_What you will do_
Print the entries exactly; no image belongs in the copy.

Excerpts from an interface dataset
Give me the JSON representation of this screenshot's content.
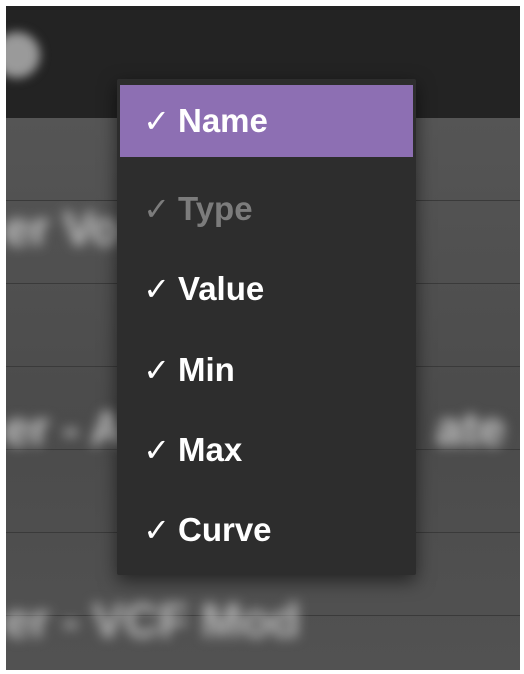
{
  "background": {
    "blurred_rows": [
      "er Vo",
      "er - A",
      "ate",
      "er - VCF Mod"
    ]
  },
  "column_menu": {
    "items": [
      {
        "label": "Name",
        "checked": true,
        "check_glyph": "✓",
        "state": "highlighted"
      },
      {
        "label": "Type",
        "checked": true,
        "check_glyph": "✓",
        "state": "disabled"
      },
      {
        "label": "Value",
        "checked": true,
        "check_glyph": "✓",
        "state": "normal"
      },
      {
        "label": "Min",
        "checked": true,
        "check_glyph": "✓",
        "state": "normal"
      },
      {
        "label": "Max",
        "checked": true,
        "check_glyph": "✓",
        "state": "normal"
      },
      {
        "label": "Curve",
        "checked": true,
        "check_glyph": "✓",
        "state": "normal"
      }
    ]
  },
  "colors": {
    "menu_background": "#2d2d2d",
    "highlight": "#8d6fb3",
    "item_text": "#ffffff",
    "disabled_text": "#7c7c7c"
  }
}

_Reply to the exercise_
Give me the JSON representation of this screenshot's content.
{
  "background": {
    "blurred_rows": [
      "er Vo",
      "er - A",
      "ate",
      "er - VCF Mod"
    ]
  },
  "column_menu": {
    "items": [
      {
        "label": "Name",
        "checked": true,
        "check_glyph": "✓",
        "state": "highlighted"
      },
      {
        "label": "Type",
        "checked": true,
        "check_glyph": "✓",
        "state": "disabled"
      },
      {
        "label": "Value",
        "checked": true,
        "check_glyph": "✓",
        "state": "normal"
      },
      {
        "label": "Min",
        "checked": true,
        "check_glyph": "✓",
        "state": "normal"
      },
      {
        "label": "Max",
        "checked": true,
        "check_glyph": "✓",
        "state": "normal"
      },
      {
        "label": "Curve",
        "checked": true,
        "check_glyph": "✓",
        "state": "normal"
      }
    ]
  },
  "colors": {
    "menu_background": "#2d2d2d",
    "highlight": "#8d6fb3",
    "item_text": "#ffffff",
    "disabled_text": "#7c7c7c"
  }
}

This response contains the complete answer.